Traci Denhardt plays aging actress Helen Sinclair with passion and comic timing. Her self-belief shines in “They Go Wild, Simply Wild, Over Me,” as she claims her popularity. She dominates David, using him to chase her dreams for renewed stardom as she sings “There’s a Broken Heart for Every Light on Broadway” while covering his mouth and telling him “don’t speak.” She takes center stage in “I Ain’t Gonna Play No Second Fiddle,” boldly demanding David choose between her and Ellen.
Jerry Vess plays gangster Nick, consumed with the demands of his job and girlfriend. He gives “Gee Baby, Ain’t I Good to You?” a surprising tenderness. He plays the last song, “Yes! We Have No Bananas,” for all its silliness.
Jeffrey Hawkins gives the right amount of menace to Cheech, Olive’s reluctant bodyguard and David’s secret rewriter. He softly sings “Up a Lazy River” on two “jobs,” singing the ending with joy after finishing the second one, dancing offstage. He threatens Warner in “There’ll Be Some Changes Made,” grabbing him by his shirt, and leaving Warner on his knees agreeing to Cheech’s demands. He angrily defends his violence in “’Tain’t Nobody’s Biz-ness If I Do,” roughly shoving David at one point.
Dan Snyder as Set Designer has created a fun two-story set, with two staircases on either side. On the ground floor are five little cubbyholes, with streamers in front of all of them. The band is in several of them, while the cast uses the center one to perform the “play within a play,” their backs to the audience. A small nightclub table is on the far left, with a white tablecloth and chair. On either side of the center is a row of light bulbs, which Lighting Designer Ian Claar has light up at various times throughout the performance. During the “play within a play,” colored lights shine in the center hole, making the scene seem even more bizarre.

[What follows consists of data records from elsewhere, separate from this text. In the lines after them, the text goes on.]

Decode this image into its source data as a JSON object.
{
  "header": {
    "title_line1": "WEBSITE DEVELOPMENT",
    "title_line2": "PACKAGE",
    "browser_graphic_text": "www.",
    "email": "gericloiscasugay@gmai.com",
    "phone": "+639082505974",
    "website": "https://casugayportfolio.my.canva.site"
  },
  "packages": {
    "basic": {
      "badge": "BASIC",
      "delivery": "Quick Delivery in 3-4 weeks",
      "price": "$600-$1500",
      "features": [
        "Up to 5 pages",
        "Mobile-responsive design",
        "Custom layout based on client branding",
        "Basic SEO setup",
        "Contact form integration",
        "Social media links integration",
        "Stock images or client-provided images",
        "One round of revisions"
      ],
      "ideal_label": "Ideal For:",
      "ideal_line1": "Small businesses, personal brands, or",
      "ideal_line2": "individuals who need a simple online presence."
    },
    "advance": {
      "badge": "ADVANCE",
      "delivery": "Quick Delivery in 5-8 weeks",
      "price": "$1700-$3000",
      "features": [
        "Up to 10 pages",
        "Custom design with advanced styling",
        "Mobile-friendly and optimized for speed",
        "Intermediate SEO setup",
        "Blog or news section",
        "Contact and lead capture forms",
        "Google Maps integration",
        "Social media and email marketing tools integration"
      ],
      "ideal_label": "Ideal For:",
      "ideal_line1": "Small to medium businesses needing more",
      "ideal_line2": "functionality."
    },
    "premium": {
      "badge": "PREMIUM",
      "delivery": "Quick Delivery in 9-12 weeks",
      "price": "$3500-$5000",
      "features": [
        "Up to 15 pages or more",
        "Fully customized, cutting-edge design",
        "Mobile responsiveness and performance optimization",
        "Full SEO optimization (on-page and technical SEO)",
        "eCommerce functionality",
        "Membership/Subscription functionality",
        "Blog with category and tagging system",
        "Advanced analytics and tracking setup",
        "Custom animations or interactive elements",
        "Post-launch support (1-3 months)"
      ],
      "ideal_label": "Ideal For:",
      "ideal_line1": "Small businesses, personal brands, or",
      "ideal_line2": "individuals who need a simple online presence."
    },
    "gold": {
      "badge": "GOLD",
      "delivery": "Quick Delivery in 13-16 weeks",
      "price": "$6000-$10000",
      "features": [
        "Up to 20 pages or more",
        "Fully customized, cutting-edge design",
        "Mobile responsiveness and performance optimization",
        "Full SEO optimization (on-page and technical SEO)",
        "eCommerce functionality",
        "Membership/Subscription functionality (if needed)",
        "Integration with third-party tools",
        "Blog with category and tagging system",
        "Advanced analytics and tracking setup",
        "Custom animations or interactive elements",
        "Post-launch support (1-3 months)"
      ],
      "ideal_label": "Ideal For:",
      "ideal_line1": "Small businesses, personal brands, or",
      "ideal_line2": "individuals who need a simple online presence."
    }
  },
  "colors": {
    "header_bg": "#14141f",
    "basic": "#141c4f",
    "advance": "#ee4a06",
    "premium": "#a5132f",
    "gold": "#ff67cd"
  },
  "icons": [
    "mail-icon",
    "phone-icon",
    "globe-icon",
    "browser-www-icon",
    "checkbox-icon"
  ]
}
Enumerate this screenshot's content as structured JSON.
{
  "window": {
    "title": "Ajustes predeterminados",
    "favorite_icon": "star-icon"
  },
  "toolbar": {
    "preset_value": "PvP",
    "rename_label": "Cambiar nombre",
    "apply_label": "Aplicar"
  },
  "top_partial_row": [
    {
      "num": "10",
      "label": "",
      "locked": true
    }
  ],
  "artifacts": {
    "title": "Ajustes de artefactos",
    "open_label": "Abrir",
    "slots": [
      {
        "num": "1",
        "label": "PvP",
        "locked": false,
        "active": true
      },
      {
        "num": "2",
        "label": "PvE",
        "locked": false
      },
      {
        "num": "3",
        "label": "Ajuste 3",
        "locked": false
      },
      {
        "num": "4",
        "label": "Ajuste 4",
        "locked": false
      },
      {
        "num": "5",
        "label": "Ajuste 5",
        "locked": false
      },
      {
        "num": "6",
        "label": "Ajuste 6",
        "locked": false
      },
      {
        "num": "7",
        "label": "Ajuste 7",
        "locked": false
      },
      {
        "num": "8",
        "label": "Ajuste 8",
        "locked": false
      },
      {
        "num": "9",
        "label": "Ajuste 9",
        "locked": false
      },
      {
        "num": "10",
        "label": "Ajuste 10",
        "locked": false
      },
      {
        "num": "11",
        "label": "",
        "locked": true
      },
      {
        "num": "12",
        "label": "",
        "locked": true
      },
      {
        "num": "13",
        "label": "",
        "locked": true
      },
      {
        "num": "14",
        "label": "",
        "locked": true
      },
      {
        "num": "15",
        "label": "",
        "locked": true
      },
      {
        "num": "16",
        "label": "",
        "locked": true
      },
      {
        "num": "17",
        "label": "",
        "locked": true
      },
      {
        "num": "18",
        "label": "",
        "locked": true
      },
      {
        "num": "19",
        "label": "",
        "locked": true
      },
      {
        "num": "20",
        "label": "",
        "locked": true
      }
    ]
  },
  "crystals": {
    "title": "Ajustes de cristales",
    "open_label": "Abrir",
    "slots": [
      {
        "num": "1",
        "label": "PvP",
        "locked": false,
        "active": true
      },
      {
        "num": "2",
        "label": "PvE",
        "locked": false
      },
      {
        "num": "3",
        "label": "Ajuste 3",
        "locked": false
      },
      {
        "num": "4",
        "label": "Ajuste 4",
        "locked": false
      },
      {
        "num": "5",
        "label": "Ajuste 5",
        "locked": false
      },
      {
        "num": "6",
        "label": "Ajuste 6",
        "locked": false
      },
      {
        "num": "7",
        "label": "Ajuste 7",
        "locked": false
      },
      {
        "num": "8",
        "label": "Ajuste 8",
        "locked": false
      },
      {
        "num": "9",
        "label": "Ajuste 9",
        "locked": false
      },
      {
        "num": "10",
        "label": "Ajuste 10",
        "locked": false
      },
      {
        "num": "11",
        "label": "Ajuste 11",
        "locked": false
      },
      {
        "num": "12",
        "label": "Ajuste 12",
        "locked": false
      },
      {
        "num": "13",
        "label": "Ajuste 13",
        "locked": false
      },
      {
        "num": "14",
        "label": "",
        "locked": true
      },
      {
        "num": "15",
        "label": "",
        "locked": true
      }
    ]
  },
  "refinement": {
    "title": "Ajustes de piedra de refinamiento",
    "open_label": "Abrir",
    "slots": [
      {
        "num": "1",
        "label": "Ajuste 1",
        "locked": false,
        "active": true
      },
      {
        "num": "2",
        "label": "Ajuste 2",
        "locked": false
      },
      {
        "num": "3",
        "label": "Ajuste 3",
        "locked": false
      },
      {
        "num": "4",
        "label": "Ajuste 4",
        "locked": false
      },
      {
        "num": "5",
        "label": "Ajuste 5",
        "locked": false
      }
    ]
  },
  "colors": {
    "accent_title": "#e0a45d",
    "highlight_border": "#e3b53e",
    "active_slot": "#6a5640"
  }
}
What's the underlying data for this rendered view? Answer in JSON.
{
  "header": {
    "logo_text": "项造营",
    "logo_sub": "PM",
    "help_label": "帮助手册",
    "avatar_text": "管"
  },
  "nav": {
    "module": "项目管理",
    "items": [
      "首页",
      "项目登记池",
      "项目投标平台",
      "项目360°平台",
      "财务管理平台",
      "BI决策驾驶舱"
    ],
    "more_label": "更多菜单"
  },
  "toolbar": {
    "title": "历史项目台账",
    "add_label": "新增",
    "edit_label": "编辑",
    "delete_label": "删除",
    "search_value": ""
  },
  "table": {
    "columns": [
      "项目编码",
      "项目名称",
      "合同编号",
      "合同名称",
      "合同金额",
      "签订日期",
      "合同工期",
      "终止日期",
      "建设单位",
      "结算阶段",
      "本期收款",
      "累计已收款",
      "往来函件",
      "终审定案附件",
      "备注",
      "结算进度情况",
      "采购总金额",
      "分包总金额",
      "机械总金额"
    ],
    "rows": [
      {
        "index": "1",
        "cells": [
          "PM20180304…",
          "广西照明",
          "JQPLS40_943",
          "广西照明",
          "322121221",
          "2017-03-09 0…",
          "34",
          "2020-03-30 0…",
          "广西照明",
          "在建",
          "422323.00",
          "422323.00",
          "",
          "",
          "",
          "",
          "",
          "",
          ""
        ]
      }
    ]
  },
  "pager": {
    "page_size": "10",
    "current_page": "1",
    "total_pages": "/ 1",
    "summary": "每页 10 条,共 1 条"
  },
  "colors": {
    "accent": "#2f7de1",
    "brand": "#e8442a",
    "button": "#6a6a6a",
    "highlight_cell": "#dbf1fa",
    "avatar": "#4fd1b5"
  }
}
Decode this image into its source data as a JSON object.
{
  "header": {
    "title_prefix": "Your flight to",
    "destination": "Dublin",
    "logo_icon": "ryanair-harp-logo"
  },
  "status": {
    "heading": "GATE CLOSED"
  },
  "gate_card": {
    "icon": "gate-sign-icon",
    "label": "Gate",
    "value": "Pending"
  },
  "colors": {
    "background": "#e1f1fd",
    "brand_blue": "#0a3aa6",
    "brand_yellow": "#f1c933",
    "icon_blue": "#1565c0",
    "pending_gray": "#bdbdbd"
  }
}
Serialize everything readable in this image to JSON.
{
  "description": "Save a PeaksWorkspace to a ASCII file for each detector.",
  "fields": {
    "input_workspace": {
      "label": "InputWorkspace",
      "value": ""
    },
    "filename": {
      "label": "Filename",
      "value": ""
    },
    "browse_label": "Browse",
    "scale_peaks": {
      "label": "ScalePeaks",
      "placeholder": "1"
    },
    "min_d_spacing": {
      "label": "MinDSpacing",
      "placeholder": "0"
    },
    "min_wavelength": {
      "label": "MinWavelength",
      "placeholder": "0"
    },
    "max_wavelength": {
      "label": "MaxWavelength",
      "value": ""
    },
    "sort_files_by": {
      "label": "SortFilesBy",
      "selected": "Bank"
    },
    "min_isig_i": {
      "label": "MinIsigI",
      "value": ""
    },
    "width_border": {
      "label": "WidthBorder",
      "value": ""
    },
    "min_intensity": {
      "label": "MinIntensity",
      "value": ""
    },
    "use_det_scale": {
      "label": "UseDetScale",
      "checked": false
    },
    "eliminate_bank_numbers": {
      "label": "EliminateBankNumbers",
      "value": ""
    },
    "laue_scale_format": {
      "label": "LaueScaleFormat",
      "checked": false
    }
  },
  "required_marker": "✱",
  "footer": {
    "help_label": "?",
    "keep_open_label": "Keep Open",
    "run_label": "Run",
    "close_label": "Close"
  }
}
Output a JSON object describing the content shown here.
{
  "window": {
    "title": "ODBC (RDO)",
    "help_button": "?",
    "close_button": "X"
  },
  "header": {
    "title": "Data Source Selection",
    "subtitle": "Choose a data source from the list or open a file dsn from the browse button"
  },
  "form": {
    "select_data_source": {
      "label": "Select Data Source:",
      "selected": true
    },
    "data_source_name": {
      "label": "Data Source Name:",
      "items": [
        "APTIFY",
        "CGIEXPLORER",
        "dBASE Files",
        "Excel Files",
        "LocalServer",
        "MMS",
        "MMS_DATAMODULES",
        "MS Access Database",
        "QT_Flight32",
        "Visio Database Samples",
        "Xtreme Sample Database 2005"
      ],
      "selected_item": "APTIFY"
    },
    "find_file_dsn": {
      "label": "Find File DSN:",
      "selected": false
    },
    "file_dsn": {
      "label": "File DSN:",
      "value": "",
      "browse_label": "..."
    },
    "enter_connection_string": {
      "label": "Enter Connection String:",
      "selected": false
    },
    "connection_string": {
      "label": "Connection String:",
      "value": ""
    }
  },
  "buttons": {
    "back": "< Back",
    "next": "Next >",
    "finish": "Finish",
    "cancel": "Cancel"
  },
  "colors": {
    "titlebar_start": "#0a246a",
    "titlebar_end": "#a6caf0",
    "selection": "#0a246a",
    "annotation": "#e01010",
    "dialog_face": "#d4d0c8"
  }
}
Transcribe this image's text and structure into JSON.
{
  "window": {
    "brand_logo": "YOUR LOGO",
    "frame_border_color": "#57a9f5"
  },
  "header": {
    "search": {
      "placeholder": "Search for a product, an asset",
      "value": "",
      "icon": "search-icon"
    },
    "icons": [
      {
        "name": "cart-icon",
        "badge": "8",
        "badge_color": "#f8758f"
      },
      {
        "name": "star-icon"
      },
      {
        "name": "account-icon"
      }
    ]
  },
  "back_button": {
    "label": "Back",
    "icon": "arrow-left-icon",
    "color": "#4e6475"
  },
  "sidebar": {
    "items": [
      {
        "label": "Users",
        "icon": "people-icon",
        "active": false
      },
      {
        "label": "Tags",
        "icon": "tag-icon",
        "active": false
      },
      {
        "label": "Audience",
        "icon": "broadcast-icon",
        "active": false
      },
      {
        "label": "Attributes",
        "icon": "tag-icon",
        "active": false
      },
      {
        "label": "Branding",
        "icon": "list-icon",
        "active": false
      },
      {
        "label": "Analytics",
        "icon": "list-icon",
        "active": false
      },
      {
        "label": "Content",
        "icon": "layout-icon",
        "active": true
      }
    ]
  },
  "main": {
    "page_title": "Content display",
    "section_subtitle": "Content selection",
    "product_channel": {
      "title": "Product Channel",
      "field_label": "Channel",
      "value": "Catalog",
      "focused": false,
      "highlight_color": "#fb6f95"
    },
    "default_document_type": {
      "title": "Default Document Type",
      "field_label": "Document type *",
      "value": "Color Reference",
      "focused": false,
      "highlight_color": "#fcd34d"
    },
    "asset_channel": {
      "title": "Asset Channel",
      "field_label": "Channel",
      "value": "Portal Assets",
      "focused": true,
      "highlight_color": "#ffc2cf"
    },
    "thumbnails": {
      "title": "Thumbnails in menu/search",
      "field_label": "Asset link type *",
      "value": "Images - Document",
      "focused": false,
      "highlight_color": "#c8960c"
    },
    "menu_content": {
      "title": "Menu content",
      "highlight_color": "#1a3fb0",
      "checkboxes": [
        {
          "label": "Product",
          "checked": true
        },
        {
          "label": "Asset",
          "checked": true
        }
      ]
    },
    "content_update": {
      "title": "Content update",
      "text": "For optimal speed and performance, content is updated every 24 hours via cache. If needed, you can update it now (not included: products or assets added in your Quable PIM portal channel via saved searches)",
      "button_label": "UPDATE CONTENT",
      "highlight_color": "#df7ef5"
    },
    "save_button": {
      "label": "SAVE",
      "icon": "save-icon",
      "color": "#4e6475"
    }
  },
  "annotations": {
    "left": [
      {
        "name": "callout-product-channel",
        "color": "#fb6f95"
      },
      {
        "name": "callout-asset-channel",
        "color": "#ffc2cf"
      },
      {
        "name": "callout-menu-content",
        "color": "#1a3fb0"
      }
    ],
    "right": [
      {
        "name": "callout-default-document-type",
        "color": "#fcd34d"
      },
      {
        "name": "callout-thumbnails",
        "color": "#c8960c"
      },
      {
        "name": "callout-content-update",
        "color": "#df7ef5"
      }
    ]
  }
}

Megan Scott as Costume Designer has constructed colorful Jazz Age costumes. Except for David and Cheech, every character has several outfits. David wears a yellow sweater and khaki pants, while Ellen begins with a black skirt and a blue top, later changing into a blue dress. Olive starts with a short fur coat, and later a green dress. Marx at first wears a black skirt and long scarf, before changing into a purple dress and jacket. Cheech looks imposing all in black, from his jacket and pants to his fedora. In the first number, “Tiger Rag,” the female dancers have short black dresses and fur “tails” wrapped around their waists. During “Runnin’ Wild” and “Good Old New York,” they wear red caps and carry black umbrellas.
Rachel Sandler has done a wonderful job as Music Director, getting a beautiful, rich sound from all the performers, while Conductor Ken Kimble leads the band perfectly, the music balancing the vocals without being overwhelming. The songs, sung by the performers, are great fun, bringing back the classic toe-tapping tunes of the Jazz Age that has the audience swinging in their seats.
Director Clare Shaffer and Choreographer Pauline Lamb have both done excellent jobs. The actors easily navigate the stage, using every inch of it. Their dance numbers are beautiful to watch, from jitterbugs and Charlestons to tap dancing, lifts, and twirls. They hit the jokes with great comic timing. Everything comes together for a fun evening of music, singing, and laughs. Go out and see it!
Running Time: Approximately 2 hours and 30 minutes, with a 20-minute intermission.